Before the crash, a passenger in the car had called 911 and told dispatchers that the accelerator was stuck and the car had reached 193kph.
The recall will cover the Camry and Avalon sedans, the Prius hybrid, the Tacoma and Tundra pickup trucks and luxury Lexus models, the IS250, the IS350 and the ES350.
Toyota’s largest previous recall was in 2005 for a problem with steering rods, covering about 900,000 vehicles.
The pending recall will be equivalent to about double Toyota’s annual sales in the US market.
“This is a negative issue and is going to cost [Toyota] very much. [It’s] not good for advertising,” said Yuuki Sakurai, CEO of Fukoku Capital Management in Japan.
“But I’m not worried much about this problem and whether it will remain a negative factor for Toyota in the long term. They can overcome it,” he said.
HONG KONG SECURITY: The president blasted regulations requiring Taiwanese agents or political organizations to provide information on their Hong Kong-related activities President Tsai Ing-wen (蔡英文) yesterday warned of countermeasures should controversial Chinese national security legislation imposed on Hong Kong undermine or harm Taiwanese interests. Article 43 of the legislation empowers the Hong Kong Special Administrative Region to serve written notices to Taiwanese political organizations or individual agents to furnish information on their Hong Kong-related activities, including their personal particulars, finances, assets, expenditure and capital in the territory. Failure to comply or providing false or incomplete information can result in a fine of HK$100,000 (US$12,903) or imprisonment of six months or two years respectively. Tsai said that Taiwan would keep a close watch on how
FORCED LABOR: Customs officials have seized a 11.8 tonne shipment of products made from human hair on suspicion they were produced by people facing human rights abuses Federal authorities in New York City on Wednesday seized a shipment of weaves and other beauty accessories suspected to be made out of human hair taken from people locked inside a Chinese internment camp. US Customs and Border Protection (CPB) officials said that 11.8 tonnes of hair products worth an estimated US$800,000 were in the shipment. “The production of these goods constitutes a very serious human rights violation, and the detention order is intended to send a clear and direct message to all entities seeking to do business with the United States that illicit and inhumane practices will not be tolerated in
JUST QUESTIONS: Expelled reporter Ai Kezhu said that every member of Southeast Television had complied with the law and had not appeared on any talk shows Two Chinese reporters yesterday left Taiwan after the government revoked their accreditation and ordered them to leave amid a probe into allegations that several Chinese media outlets have set up studios and produced political talk shows in Taiwan.
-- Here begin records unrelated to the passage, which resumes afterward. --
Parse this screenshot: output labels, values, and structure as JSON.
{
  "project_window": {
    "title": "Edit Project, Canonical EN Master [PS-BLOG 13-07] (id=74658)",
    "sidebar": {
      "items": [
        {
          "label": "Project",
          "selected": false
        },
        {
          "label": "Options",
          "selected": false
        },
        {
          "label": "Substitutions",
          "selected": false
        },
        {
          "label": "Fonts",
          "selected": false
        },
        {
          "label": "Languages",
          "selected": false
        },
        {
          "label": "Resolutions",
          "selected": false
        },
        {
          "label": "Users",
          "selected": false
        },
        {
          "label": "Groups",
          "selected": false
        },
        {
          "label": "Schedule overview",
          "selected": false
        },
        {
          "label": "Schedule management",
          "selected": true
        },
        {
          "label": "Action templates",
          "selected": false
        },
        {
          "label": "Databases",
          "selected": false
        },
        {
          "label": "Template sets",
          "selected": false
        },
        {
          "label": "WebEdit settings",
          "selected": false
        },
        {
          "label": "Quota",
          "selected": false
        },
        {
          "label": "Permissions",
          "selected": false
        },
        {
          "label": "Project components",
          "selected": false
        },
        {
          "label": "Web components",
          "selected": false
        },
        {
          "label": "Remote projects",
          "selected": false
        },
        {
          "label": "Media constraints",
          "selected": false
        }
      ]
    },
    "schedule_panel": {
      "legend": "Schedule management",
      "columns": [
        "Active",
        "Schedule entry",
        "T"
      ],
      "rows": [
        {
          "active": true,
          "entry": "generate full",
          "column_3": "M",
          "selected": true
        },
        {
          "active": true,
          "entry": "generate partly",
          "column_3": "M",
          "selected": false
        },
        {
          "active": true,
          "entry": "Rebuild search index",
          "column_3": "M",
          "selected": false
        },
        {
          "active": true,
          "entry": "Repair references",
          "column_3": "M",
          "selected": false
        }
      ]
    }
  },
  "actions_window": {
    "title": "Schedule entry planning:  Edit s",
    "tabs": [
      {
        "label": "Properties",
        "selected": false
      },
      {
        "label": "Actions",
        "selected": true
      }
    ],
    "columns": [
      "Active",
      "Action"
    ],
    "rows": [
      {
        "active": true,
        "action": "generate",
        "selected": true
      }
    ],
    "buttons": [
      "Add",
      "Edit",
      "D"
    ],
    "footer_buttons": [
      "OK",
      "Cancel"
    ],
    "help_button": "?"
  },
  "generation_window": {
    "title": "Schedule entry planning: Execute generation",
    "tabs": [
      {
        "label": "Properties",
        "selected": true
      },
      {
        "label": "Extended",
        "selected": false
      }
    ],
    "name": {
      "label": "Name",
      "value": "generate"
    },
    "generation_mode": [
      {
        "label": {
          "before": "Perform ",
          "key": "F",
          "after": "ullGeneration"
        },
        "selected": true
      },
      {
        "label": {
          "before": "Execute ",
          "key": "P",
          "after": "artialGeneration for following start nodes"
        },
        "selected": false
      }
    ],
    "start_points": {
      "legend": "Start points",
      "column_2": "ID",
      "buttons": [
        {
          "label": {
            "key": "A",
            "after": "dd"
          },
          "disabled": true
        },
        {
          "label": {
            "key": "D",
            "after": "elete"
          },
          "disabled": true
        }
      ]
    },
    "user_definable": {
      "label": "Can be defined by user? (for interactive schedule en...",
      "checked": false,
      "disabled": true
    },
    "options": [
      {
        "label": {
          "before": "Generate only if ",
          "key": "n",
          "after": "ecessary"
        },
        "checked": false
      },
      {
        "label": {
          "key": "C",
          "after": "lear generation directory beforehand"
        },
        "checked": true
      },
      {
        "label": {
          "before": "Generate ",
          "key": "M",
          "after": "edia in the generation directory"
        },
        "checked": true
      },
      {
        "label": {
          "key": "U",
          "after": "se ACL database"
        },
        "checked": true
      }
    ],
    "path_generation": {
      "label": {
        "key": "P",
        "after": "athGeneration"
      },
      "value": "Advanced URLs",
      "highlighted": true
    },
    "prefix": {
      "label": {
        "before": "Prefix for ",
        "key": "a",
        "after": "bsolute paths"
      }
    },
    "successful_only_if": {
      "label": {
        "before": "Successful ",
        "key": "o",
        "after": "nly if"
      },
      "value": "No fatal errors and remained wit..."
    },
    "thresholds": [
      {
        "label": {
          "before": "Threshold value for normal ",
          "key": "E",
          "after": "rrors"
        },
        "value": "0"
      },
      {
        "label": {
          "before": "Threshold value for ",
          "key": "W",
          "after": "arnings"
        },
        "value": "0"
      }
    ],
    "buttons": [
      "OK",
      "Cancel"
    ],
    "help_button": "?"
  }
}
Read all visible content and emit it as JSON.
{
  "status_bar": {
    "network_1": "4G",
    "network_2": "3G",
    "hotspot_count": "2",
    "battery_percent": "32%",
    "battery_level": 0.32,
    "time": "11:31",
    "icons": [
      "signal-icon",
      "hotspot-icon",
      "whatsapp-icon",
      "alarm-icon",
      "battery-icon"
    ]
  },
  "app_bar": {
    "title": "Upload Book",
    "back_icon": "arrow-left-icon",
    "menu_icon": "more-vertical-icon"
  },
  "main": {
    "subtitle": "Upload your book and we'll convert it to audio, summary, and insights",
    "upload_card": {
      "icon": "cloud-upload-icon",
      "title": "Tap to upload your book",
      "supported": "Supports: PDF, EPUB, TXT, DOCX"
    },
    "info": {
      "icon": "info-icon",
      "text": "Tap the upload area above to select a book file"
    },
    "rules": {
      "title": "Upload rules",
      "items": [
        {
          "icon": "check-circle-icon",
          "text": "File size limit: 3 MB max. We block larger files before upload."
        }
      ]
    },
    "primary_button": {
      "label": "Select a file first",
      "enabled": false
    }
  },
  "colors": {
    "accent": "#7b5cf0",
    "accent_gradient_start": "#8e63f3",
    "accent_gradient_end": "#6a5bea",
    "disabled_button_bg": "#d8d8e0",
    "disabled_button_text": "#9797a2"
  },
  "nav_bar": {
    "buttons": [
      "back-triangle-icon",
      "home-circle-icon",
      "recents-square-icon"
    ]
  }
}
The two reporters — Ai Kezhu (艾珂竹) and Lu Qiang (盧薔) — worked for Fujian Province-based Southeast Television and arrived in Taiwan in December last year. The Mainland Affairs Council has launched an investigation after local media reported that Chinese broadcasters — including China Central Television, Southeast Television and FJTV — had set up studios in Taipei and produced political talk shows. Council Deputy Minister
PROBE LAUNCHED: An officer who served as a supervisor in the drill died in an apparent suicide after the accident, which was caused by unexpected waves Two marines who were on Friday injured in a military exercise in the waters off Kaohsiung passed away yesterday, Navy Command said. The marines — surnamed Tsai (蔡), 26, and a sergeant surnamed Chen (陳), 36 — were in a seven-member Marine Corps team that encountered rough seas during a simulated response to enemy forces landing on Taiwan. Their rubber craft overturned in waters off Taoziyuan (桃子園) beach in Zuoying District (左營), injuring four of the marines. They were rushed to hospital, where three of them — Tsai, Chen and a 34-year-old sergeant — were taken to an intensive care unit